The Future State 2030 report, developed in partnership with The Mowat Centre at the School of Public Policy and Governance at the University of Toronto, details nine megatrends facing governments at all levels around the world and assesses policy and strategic actions governments need to take beginning today to be successful in the future.
The megatrends encompass some of the world’s most critical challenges, including:
- Resource scarcity, with a 50 percent increase in global food supply, and a 40 percent increase in water needed to meet demand in 2030;
- A tidal wave of young people entering the labor force in developing economies, with growing strain of rapidly aging populations in most developed countries;
- An expanding and more technology adept and connected middle class exerting greater demands on government in the face of rising public debt;
- Economies becoming increasingly interconnected and interdependent.
“Understandably, governments have been focused on the short-term due to multiple factors, including the global financial crisis and its aftermath,” said Nick Chism, Global Head of Government & Infrastructure, KPMG International. “But we are now at a critical juncture for governments to take a longer view of accelerating social and environmental challenges. Without significant changes, the impact of these nine megatrends will far outstrip governments’ ability to meet the needs and demands of stakeholders in the next 20 years.”
The megatrends are highly interconnected but will not impact every part of the world in the same way. This means governments will need to undertake a variety of responses, and consider the implications both within their own jurisdictions and more broadly. The report presents KPMG’s strategic review of the policy, regulatory and program changes governments will need to consider, as well as the strategies, structures and skills required to effectively implement these needed changes.
“The impact of the megatrends is not limited by borders,” Chism said. “As a result, governments cannot respond effectively in isolation and will need to increasingly work collaboratively to find effective solutions. New regulatory approaches will be required that recognize the interconnected nature of the risks as well as the rebalancing of global economic power and influence that will increasingly favor developing economies.”

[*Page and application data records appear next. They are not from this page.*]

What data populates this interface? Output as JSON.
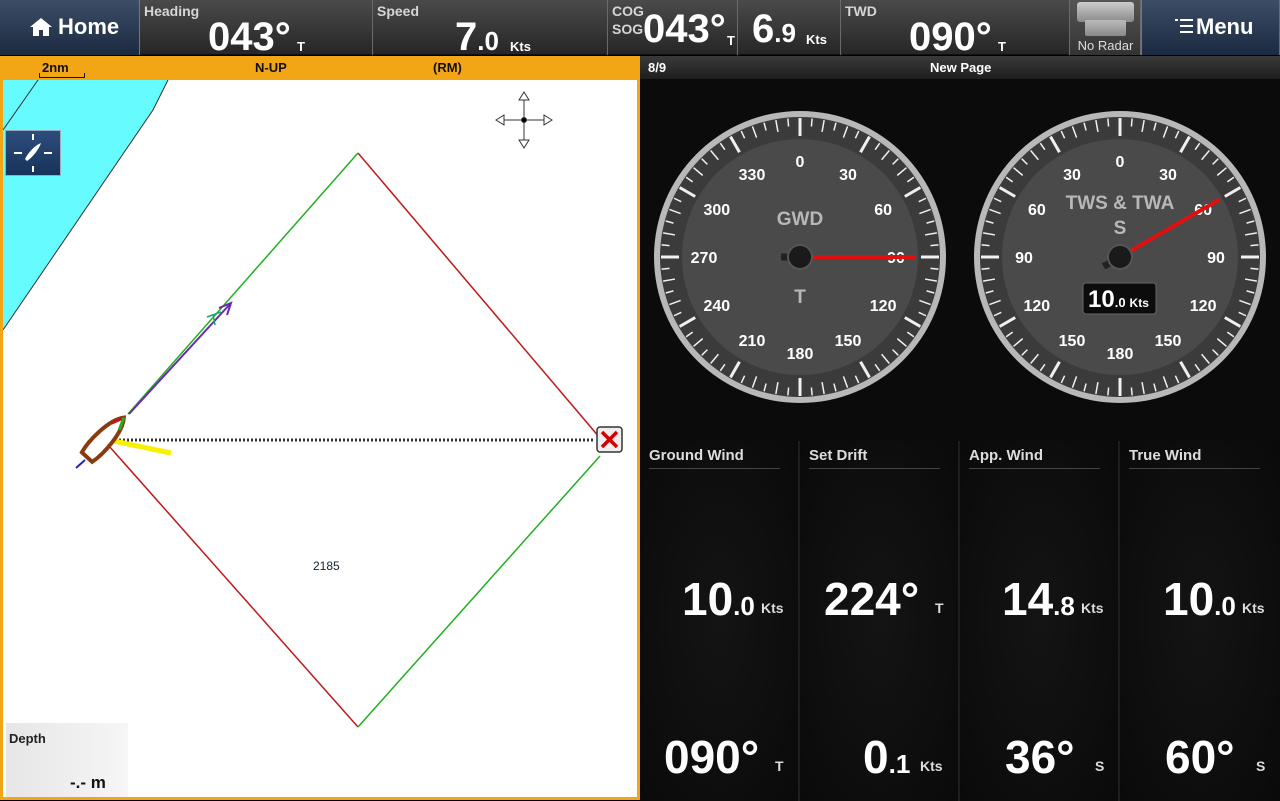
{
  "topbar": {
    "home": "Home",
    "heading": {
      "label": "Heading",
      "value": "043°",
      "unit": "T"
    },
    "speed": {
      "label": "Speed",
      "value": "7",
      "decimal": ".0",
      "unit": "Kts"
    },
    "cog": {
      "label": "COG",
      "value": "043°",
      "unit": "T"
    },
    "sog": {
      "label": "SOG",
      "value": "6",
      "decimal": ".9",
      "unit": "Kts"
    },
    "twd": {
      "label": "TWD",
      "value": "090°",
      "unit": "T"
    },
    "radar": "No Radar",
    "menu": "Menu"
  },
  "chart": {
    "scale": "2nm",
    "orientation": "N-UP",
    "motion": "(RM)",
    "waypoint_label": "2185",
    "depth": {
      "label": "Depth",
      "value": "-.- m"
    }
  },
  "dashboard": {
    "page_num": "8/9",
    "page_name": "New Page",
    "gauge_gwd": {
      "title": "GWD",
      "subtitle": "T",
      "ticks": [
        "0",
        "30",
        "60",
        "90",
        "120",
        "150",
        "180",
        "210",
        "240",
        "270",
        "300",
        "330"
      ],
      "needle_deg": 90
    },
    "gauge_tws": {
      "title": "TWS & TWA",
      "subtitle": "S",
      "ticks": [
        "0",
        "30",
        "60",
        "90",
        "120",
        "150",
        "180",
        "150",
        "120",
        "90",
        "60",
        "30"
      ],
      "speed": "10",
      "speed_decimal": ".0",
      "speed_unit": "Kts",
      "needle_deg": 60
    },
    "tiles": [
      {
        "title": "Ground Wind",
        "v1": "10",
        "v1d": ".0",
        "u1": "Kts",
        "v2": "090°",
        "v2d": "",
        "u2": "T"
      },
      {
        "title": "Set Drift",
        "v1": "224°",
        "v1d": "",
        "u1": "T",
        "v2": "0",
        "v2d": ".1",
        "u2": "Kts"
      },
      {
        "title": "App. Wind",
        "v1": "14",
        "v1d": ".8",
        "u1": "Kts",
        "v2": "36°",
        "v2d": "",
        "u2": "S"
      },
      {
        "title": "True Wind",
        "v1": "10",
        "v1d": ".0",
        "u1": "Kts",
        "v2": "60°",
        "v2d": "",
        "u2": "S"
      }
    ]
  },
  "colors": {
    "accent": "#f2a515",
    "land": "#66fbff",
    "route_red": "#c01818",
    "route_green": "#20b020",
    "needle": "#e01010"
  }
}
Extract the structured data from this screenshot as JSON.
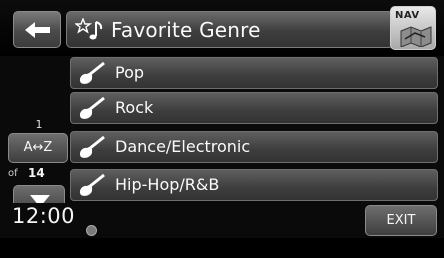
{
  "header": {
    "back_icon": "left-arrow-icon",
    "title_icon": "music-note-star-icon",
    "title": "Favorite Genre",
    "nav_label": "NAV",
    "nav_icon": "map-icon"
  },
  "left_panel": {
    "position": "1",
    "sort_label": "A↔Z",
    "of_label": "of",
    "total": "14",
    "down_icon": "down-arrow-icon"
  },
  "genres": [
    {
      "label": "Pop",
      "icon": "guitar-icon"
    },
    {
      "label": "Rock",
      "icon": "guitar-icon"
    },
    {
      "label": "Dance/Electronic",
      "icon": "guitar-icon"
    },
    {
      "label": "Hip-Hop/R&B",
      "icon": "guitar-icon"
    }
  ],
  "footer": {
    "time": "12:00",
    "exit_label": "EXIT"
  }
}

To deliver effective programs in a rapidly changing operating environment, governments will need to take a hard look at their own skills and capabilities, including risk assessment and change management, stakeholder engagement, and evolving their international awareness, all with a longer-term planning horizon.
View the Future State 2030 report.
For more information, please contact:
Kent Miller, KPMG International
+1 201 307 8632
About the research
KPMG International engaged The Mowat Centre at the School of Public Policy and Governance, University of Toronto, to independently conduct the Future State 2030 research which identifies the megatrends projected to have significant impacts on governments around the world through to 2030. To identify and refine these trends and their impacts, The Mowat Centre used a wide variety of projections from respected academic and international sources, supported by a series of interviews with experts from different regions and sectors around the world. In response to these trends, KPMG has outlined implications and recommendations for governments.
About the Mowat Centre
The Mowat Centre is an independent public policy research centre located at the School of Public Policy & Governance at the University of Toronto. The Mowat Centre is a non-partisan, evidence-based voice on public policy. It undertakes collaborative applied policy research, proposes innovative research-driven recommendations, and engages in public dialogue on Canada’s most important national issues.
KPMG is a global network of professional firms providing Audit, Tax and Advisory services. We operate in 156 countries and have 152,000 people working in member firms around the world. The independent member firms of the KPMG network are affiliated with KPMG International Cooperative (“KPMG International”), a Swiss entity. Each KPMG firm is a legally distinct and separate entity and describes itself as such.